By Tim Harvey
Harvey is pastor of the Oak Grove Church of the Brethren in Roanoke County.
Stories of gun violence that make the news are nearly always of a particular type: they are typically crime/gang-related violence in ours or another city or mass-casualty killings like those at Virginia Tech, Tree of Life Synagogue, or a place of business. With each such shooting — and the media coverage and prayer vigils which follow — we are inclined to feel a little less safe than we did before.
What remains unstated in nearly all our conversations about guns and gun violence, however, is how often a gun is used by someone to commit suicide. In the United States, approximately two-thirds of all gun-related deaths are suicides. Half of all suicide attempts involve guns. Because suicide is such a personal event that happens away from the public’s view, these deaths are rarely reported by the news media. But being unaware of just how many people use a gun to attempt or commit suicide leaves the American public with a fundamentally flawed conversation about guns and gun-violence; we simply aren’t talking enough about the role guns play in the single largest category of gun-related deaths.
Every time a mass-casualty shooting happens, public discourse quickly reverts to the predictable slogans of “guns save lives” and “an armed society is a polite society,” as if more people having more guns is the only imaginable answer to every situation. But when it comes to suicide, guns do not make people safer. When someone is suicidal, the best possible scenario is for them to not have access to a gun.
Suicide attempts can typically be described by three words: impulsivity, ambivalence, and regret. Suicide is often attempted on the spur of the moment—typically within 30 minutes of the decision to make the attempt. Survivors often report feeling uncertain about whether taking their life was really necessary, and go on to regret the decision, never to make another attempt. This ambivalence towards suicide, even by those who attempt it, means that persons are not likely to use another means to take their life if their first choice is not available. Any barrier between a person contemplating suicide and a method of taking their life may very well save their life.
Because of the highly lethal nature of guns, ensuring that someone contemplating suicide does not have access to a gun is a life or death matter. That barrier might be a gun lock, or having guns stored in one location and bullets inaccessible in another. It might mean a person voluntarily relinquishing their firearms after consultation with a doctor or counselor. It might mean having an Extreme Risk Protective Order (“Red flag” law) issued to take someone’s gun away from them until the mental health crisis has passed.

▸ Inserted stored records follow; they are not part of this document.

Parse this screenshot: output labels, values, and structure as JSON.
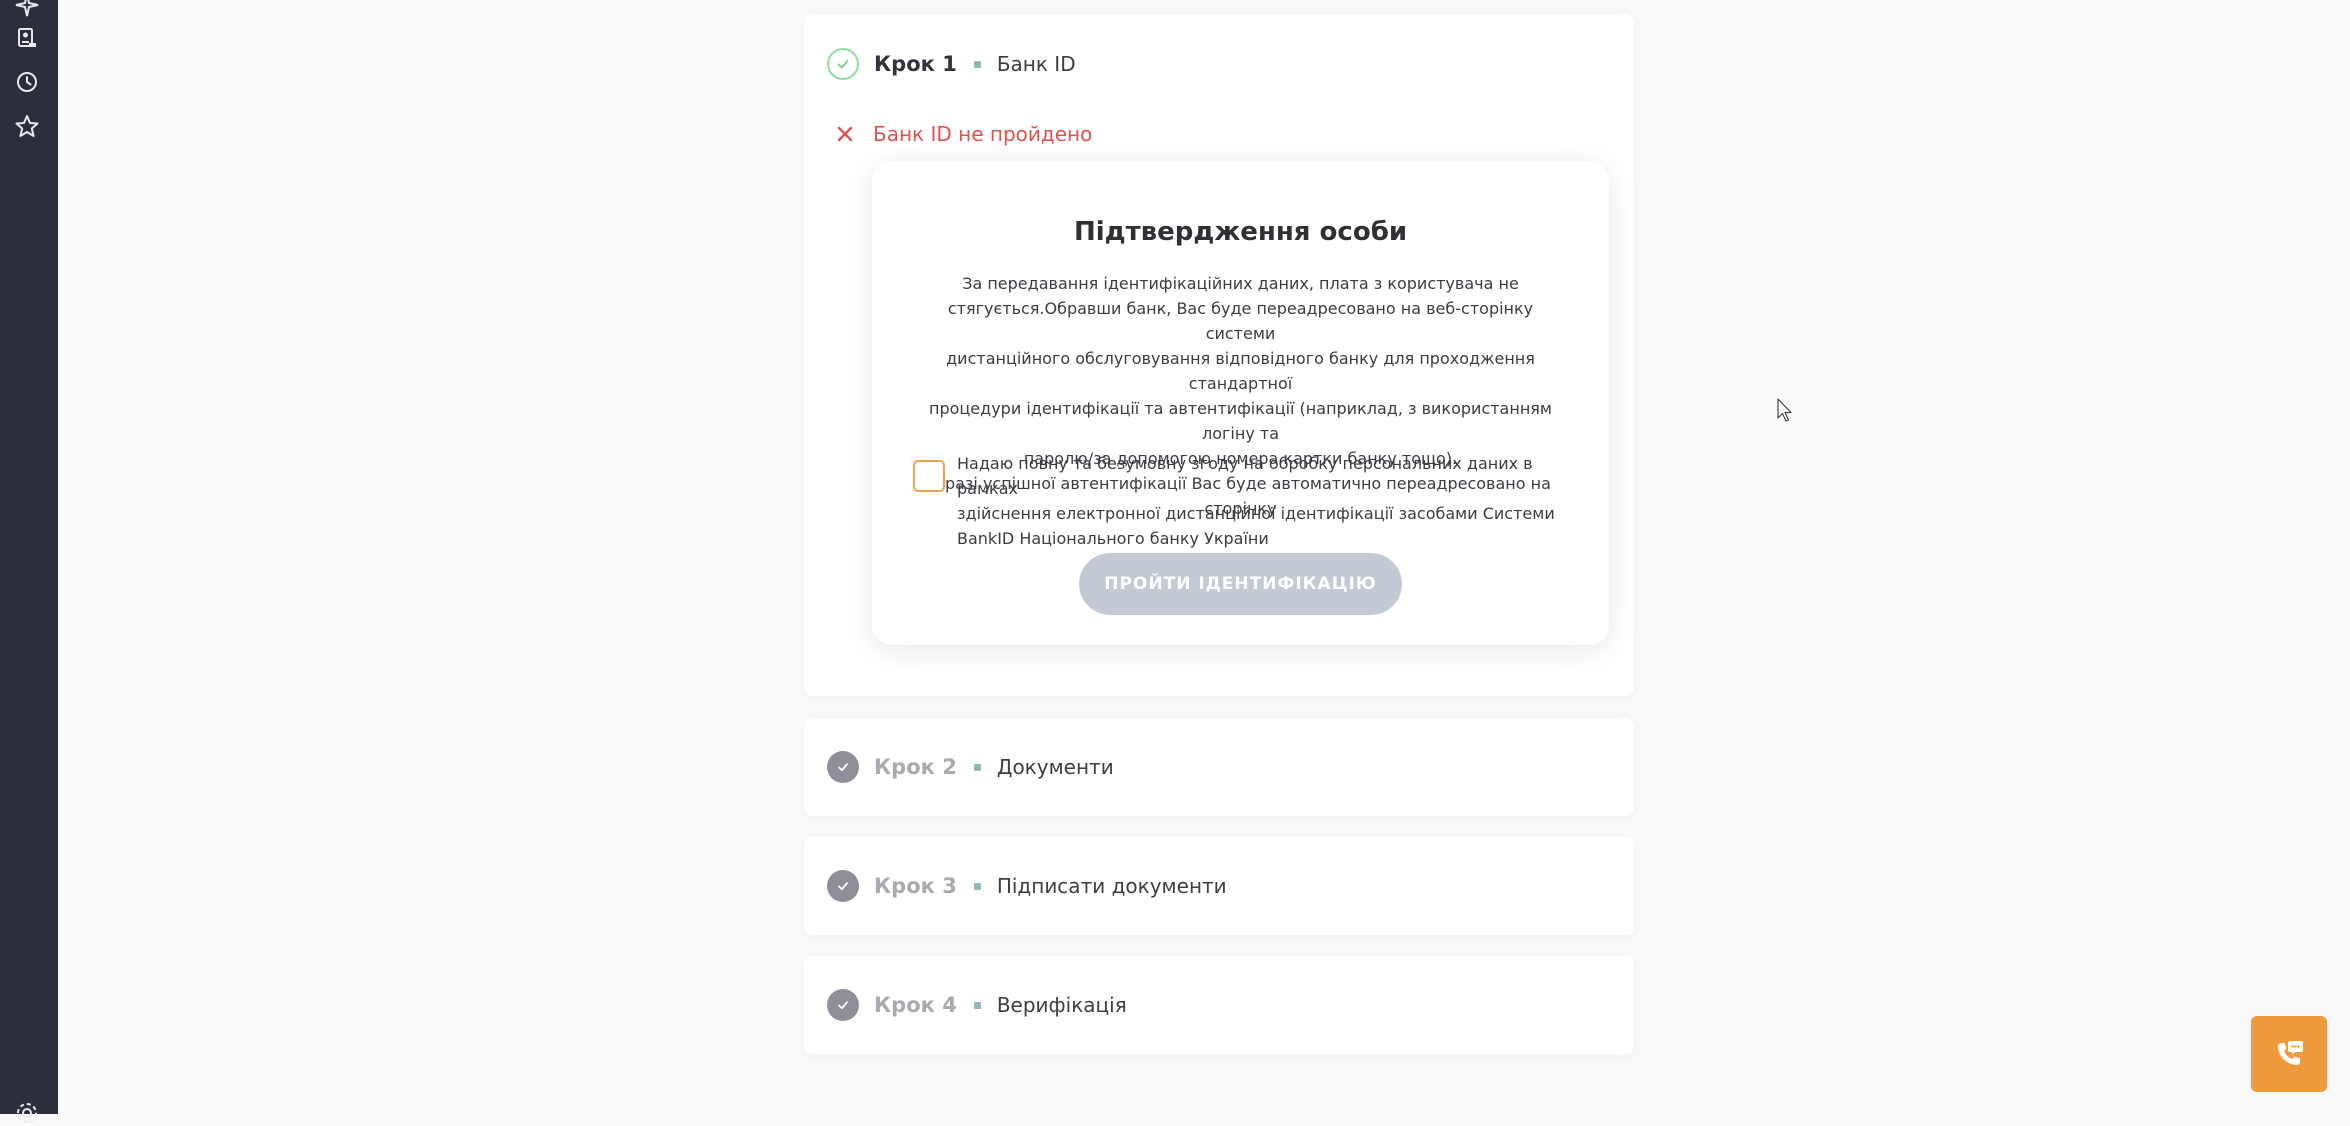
{
  "sidebar": {
    "icons": [
      "sparkle-icon",
      "document-user-icon",
      "clock-icon",
      "star-icon",
      "settings-icon"
    ]
  },
  "steps": [
    {
      "label": "Крок 1",
      "name": "Банк ID",
      "state": "active"
    },
    {
      "label": "Крок 2",
      "name": "Документи",
      "state": "todo"
    },
    {
      "label": "Крок 3",
      "name": "Підписати документи",
      "state": "todo"
    },
    {
      "label": "Крок 4",
      "name": "Верифікація",
      "state": "todo"
    }
  ],
  "bankid": {
    "error_text": "Банк ID не пройдено",
    "modal": {
      "title": "Підтвердження особи",
      "description_lines": [
        "За передавання ідентифікаційних даних, плата з користувача не",
        "стягується.Обравши банк, Вас буде переадресовано на веб-сторінку системи",
        "дистанційного обслуговування відповідного банку для проходження стандартної",
        "процедури ідентифікації та автентифікації (наприклад, з використанням логіну та",
        "паролю/за допомогою номера картки банку тощо).",
        "У разі успішної автентифікації Вас буде автоматично переадресовано на сторінку"
      ],
      "consent_lines": [
        "Надаю повну та безумовну згоду на обробку персональних даних в рамках",
        "здійснення електронної дистанційної ідентифікації засобами Системи",
        "BankID Національного банку України"
      ],
      "consent_checked": false,
      "button_label": "ПРОЙТИ ІДЕНТИФІКАЦІЮ"
    }
  },
  "support": {
    "call_icon": "phone-chat-icon"
  },
  "colors": {
    "sidebar": "#2c2e3c",
    "accent": "#ef9a3c",
    "error": "#e05252",
    "success": "#8fdba2",
    "button_disabled": "#c3cad4"
  }
}
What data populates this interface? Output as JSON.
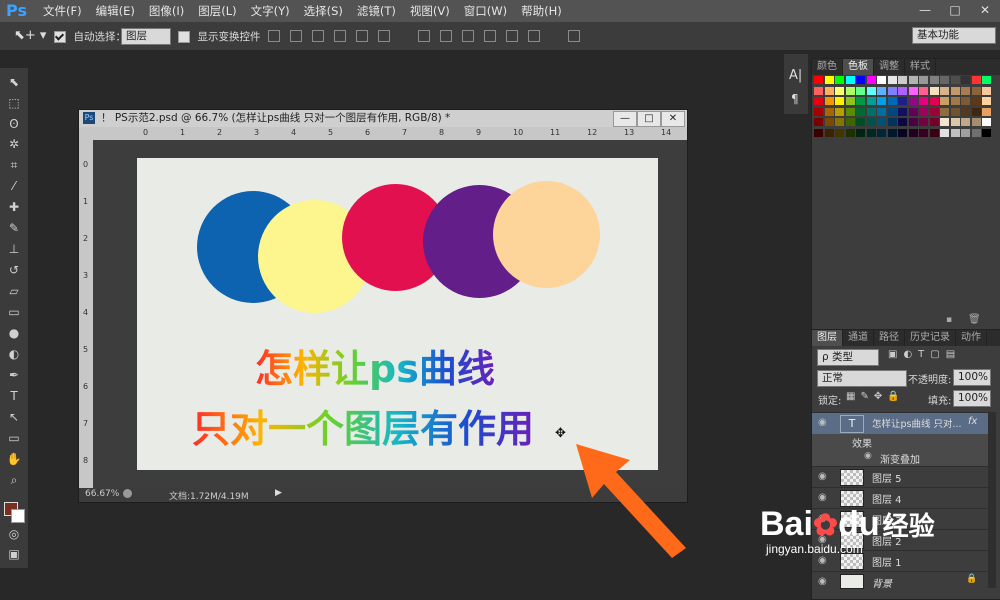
{
  "app": {
    "logo": "Ps",
    "menu": [
      "文件(F)",
      "编辑(E)",
      "图像(I)",
      "图层(L)",
      "文字(Y)",
      "选择(S)",
      "滤镜(T)",
      "视图(V)",
      "窗口(W)",
      "帮助(H)"
    ],
    "window_buttons": [
      "—",
      "□",
      "✕"
    ]
  },
  "options_bar": {
    "auto_select_label": "自动选择：",
    "auto_select_value": "图层",
    "show_transform_label": "显示变换控件",
    "workspace": "基本功能"
  },
  "document": {
    "title": "！ PS示范2.psd @ 66.7% (怎样让ps曲线 只对一个图层有作用, RGB/8) *",
    "zoom": "66.67%",
    "doc_size": "文档:1.72M/4.19M",
    "ruler_h": [
      "0",
      "1",
      "2",
      "3",
      "4",
      "5",
      "6",
      "7",
      "8",
      "9",
      "10",
      "11",
      "12",
      "13",
      "14"
    ],
    "ruler_v": [
      "0",
      "1",
      "2",
      "3",
      "4",
      "5",
      "6",
      "7",
      "8"
    ],
    "text_line1": "怎样让ps曲线",
    "text_line2": "只对一个图层有作用",
    "circle_colors": [
      "#0d63b0",
      "#fdf68f",
      "#e3104f",
      "#631e89",
      "#fdd49a"
    ]
  },
  "swatches_panel": {
    "tabs": [
      "颜色",
      "色板",
      "调整",
      "样式"
    ],
    "active_tab": "色板"
  },
  "layers_panel": {
    "tabs": [
      "图层",
      "通道",
      "路径",
      "历史记录",
      "动作"
    ],
    "active_tab": "图层",
    "filter_label": "ρ 类型",
    "blend_mode": "正常",
    "opacity_label": "不透明度:",
    "opacity_value": "100%",
    "lock_label": "锁定:",
    "fill_label": "填充:",
    "fill_value": "100%",
    "text_layer_name": "怎样让ps曲线 只对...",
    "effects_label": "效果",
    "gradient_overlay_label": "渐变叠加",
    "layers": [
      "图层 5",
      "图层 4",
      "图层 3",
      "图层 2",
      "图层 1",
      "背景"
    ]
  },
  "watermark": {
    "brand": "Bai",
    "brand2": "du",
    "cn": "经验",
    "url": "jingyan.baidu.com"
  }
}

In our highly partisan gun debate, any statement that suggests a gun restriction is bound to be met with an amount suspicion and derision. Do we have any capacity to acknowledge situations where guns do more harm than good? Mental health crises and suicide attempts are one such situation. There are others (such as domestic violence) that reasonable people who place a high value on life and safety can surely agree on.
How might we find space for conversations such as these?